DIY salt dough ornaments are fun to make with the kids. It’s a creative craft that can be transformed into anything you want.
Are you one of those parents who find themselves busiest during the weekends or on school breaks? It’s not because you have so much more to do, but because you are continually finding ways to keep the kids engaged.
If this sounds like you, here’s a thought: arts and crafts are a brilliant way to engage your kids with fun-filled activities that enhance their skills. It keeps them engaged, allowing you to get some time to do other tasks at home finally.
Start with these DIY salt dough ornaments. They’re one of the most uncomplicated DIY projects which kids can pretty much do on their own (post the baking stage).
This project will enhance your child’s creative mind, and the beautiful finished products make as great decors for their rooms.
Learn how to make this craft, get the kids to do it, and win yourself some free time. Win-win!
1 large glass (250 ml, 9 oz) of all-purpose flour
1 large glass (250 ml, 9 oz) of salt
A cup (230 ml, 8 oz) of warm water
How to Make Salt Dough Ornaments?
Making these salt dough ornaments is the perfect activity for your kids, especially if you want to introduce them to baking, painting, and craft. These ornaments are very easy to create and engage the kids for a long time, making it a fun project for weekends or school breaks.
Once you’ve completed the adult-part of baking the dough, the rest is easy for the kids to do. They should require little to no supervision past the baking stage. Let’s get going and make this craft for toddlers and kids!
After collecting all the things you need (I’m sure most of them were already available at home), take a big bowl and pour 250 ml of all-purpose flour in it. Follow through with 250 ml of salt.
Add 230 ml of warm water to the bowl to create the dough. Make sure the water is not too hot. You want it to be a warm temperature as warm water makes it easier to knead the dough.
Parent tip: Let your kids do the mixing and pouring of ingredients in. This teaches them about measurements as well as how to follow instructions well.
Once the dough is ready, pop it on parchment paper and roll it out. In terms of dough thickness, this is totally up to you.
Craft tip: Thinner dough bakes quicker, but the end product is more fragile and delicate. Thicker dough, on the other hand, takes longer need to bake, but the finished product tends to be more resilient.

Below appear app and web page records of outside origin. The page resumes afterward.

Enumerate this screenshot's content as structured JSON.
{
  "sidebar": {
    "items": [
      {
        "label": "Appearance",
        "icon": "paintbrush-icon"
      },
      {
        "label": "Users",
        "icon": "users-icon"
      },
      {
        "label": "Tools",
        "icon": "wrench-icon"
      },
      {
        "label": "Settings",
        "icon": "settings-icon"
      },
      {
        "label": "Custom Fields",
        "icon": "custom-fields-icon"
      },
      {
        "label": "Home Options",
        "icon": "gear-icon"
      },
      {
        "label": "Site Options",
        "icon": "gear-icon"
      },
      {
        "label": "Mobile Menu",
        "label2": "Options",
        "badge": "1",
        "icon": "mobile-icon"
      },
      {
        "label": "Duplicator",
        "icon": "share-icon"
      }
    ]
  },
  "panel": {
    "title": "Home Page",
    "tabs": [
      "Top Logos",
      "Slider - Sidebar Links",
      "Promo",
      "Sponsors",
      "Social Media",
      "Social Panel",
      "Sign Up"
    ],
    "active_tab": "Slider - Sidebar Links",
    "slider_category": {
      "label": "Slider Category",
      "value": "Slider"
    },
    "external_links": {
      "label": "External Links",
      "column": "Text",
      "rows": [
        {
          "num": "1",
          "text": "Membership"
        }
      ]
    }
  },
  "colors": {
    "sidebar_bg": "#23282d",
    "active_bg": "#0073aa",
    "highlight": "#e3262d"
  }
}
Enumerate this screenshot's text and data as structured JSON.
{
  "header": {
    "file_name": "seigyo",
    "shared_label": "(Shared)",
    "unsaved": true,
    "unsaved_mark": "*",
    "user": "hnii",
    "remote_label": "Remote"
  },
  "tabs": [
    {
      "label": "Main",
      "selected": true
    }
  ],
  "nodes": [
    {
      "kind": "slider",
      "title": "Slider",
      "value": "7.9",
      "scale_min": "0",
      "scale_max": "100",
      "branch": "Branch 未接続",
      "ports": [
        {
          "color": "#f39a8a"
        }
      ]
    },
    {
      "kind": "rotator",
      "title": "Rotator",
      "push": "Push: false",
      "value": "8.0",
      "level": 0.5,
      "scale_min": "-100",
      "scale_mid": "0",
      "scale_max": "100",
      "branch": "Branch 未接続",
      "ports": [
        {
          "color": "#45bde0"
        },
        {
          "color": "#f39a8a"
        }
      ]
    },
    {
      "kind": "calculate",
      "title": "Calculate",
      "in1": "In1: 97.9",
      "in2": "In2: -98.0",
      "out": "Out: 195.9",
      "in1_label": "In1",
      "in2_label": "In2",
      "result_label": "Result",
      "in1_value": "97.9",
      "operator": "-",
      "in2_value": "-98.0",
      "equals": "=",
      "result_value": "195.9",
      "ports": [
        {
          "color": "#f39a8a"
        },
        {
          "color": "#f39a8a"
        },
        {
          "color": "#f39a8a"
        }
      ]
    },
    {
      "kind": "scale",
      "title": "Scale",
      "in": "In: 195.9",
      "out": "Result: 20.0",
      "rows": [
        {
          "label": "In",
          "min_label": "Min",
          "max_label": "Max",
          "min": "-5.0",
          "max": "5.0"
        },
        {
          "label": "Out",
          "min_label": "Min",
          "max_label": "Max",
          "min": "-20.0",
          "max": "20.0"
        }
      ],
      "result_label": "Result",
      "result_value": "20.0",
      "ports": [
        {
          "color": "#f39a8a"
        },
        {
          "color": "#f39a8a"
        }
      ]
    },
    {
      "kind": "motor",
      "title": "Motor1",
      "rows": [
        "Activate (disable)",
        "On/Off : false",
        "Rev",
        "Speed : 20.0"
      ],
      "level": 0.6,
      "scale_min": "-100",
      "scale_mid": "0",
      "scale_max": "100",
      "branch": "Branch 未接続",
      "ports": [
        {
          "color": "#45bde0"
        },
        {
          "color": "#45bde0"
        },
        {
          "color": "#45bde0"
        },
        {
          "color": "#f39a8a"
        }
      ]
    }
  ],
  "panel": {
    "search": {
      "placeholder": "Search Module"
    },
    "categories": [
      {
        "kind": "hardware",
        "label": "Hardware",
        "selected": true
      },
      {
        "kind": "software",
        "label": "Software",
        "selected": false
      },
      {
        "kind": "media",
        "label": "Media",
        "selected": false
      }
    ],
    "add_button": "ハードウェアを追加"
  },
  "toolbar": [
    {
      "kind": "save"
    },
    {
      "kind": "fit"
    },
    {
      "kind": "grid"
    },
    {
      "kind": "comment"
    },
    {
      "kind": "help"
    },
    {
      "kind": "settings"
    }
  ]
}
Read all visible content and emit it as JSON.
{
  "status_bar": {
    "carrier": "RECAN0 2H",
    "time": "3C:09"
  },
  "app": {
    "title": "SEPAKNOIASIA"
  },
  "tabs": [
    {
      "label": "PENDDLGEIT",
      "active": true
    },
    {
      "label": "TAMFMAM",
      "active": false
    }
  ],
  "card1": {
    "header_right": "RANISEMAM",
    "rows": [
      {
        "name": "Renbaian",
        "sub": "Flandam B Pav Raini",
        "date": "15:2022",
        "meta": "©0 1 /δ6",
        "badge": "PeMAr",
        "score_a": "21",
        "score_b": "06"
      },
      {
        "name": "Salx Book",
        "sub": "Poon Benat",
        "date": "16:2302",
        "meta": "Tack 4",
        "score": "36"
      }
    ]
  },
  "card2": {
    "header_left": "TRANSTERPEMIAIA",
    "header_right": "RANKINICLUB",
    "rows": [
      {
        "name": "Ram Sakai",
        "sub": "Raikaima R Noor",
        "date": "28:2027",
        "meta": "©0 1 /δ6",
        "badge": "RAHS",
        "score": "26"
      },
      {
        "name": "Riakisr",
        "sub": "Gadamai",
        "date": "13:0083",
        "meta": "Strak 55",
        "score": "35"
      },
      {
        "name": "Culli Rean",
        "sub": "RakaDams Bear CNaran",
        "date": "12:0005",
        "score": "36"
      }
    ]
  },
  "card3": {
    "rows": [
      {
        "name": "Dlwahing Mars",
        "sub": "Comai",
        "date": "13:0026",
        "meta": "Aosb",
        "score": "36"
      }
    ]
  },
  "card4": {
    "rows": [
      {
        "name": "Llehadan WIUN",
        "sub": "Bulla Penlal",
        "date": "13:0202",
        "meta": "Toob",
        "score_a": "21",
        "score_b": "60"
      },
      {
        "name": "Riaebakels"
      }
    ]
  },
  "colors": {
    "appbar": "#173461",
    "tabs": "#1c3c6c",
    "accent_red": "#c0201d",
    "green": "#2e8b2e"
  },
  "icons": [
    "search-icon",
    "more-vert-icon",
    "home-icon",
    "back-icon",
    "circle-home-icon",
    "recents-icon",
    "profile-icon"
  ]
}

Once you have rolled out, cut the shapes of your choice using a cookie cutter. You can cut as many shapes as you want.
Use parchment paper to line your baking tray and carefully place your cut shapes on this. Bake the shapes in the oven for three hours at 210F (100C) degrees.
Craft tip: If the shapes still seem doughy, allow it to bake for some more time. If the dough is still not firm enough, let it dry in the sun for a day before you paint on them, as any moisture will ruin the ornaments.
Once the shapes are adequately baked (they should be firm enough and not doughy), allow them to cool before you start painting them.
You can use acrylic paint or oil paint. However, if you are using oil paint, it might take 2-3 days to dry out.
Use the colors of your choice to paint the shapes and add glitter paint to make brighter ornaments. You can also add some beads to make it more appealing.
There is so much you can do with these salt doughs to make them more attractive and vibrant. Let your child’s creative geniuses do the work and be impressed with the product of their creativity later on.
How Long Do Salt Ornaments Last?
Salt ornaments can last you for years if preserved properly.
If you want to use them year after year, seal all sides with an even layer of mod-podge or clear glaze. Keep them wrapped in a bubble wrap and put it in a box when not in use to preserve them for even longer.
Why Did Your Salt Dough Ornaments Rise?
There may be a number of reasons to explain why your ornaments rise.
The first one can be that the dough is too thick. To avoid this, try rolling out thinner ornaments the next time.
Another reason is that your oven temperature may be too hot. Try reducing the temperatures to avoid rising.
Also, be particularly careful in ensuring you use all-purpose flour and not self-rising flour.
Do Salt Ornaments Last Forever?
If not forever, they still last you for a really really long time. The salt we added to it is an excellent preservative, making it immune to any fungi or yeast that might form because of moisture.
Adding a layer of mod-podge or clear glaze will increase their lasting capacity. If you store them cautiously, you can use them year after year (or decades after decades if you’re very careful).
What Kind of Paint Do You Use on Salt Dough?
You can use both oil paint or acrylic paint to color the ornaments. It is advisable to use acrylic paint as oil paint might take as long as three days to dry out.
Washable paints are also a safer, mess-free alternative for younger kids.
How to Seal Salt Dough?
Moisture is a no-no for salt dough, which is why it best to have them sealed. You can seal the salt dough with a mod-podge or clear glaze.
Add a layer or two of either product to create the perfect seal. These not only seal the color but also increase the shelf life of the ornaments.
Other Crafts for Kids:
- 20 Dollar Store Crafts for Kids
- DIY Paper Wallets
- Paper Picture Frames
- 20 Fun Crafts for Kids
- 20 Popsicle Stick Crafts
- 37 Tissue Paper Crafts for Kids
- 27 Beautiful Unicorn Crafts
- 25 Easter Crafts for Kids
The mixing of ingredients teaches them about measurements. Depending on your young one’s age, you can also squeeze in some maths or chemistry lessons regarding the ingredients and process.
While waiting for the dough to bake perfectly, your kids learn about patience and why some things take time and need not be hurried.
And of course the more obvious parts, painting part brings out the creativity of the young minds, and you end up having beautiful products out of it.
Products that win you and your kids some bragging rights! And because they last very long, you can perhaps look forward to the day you get to reminisce with them about the days they created such masterpieces.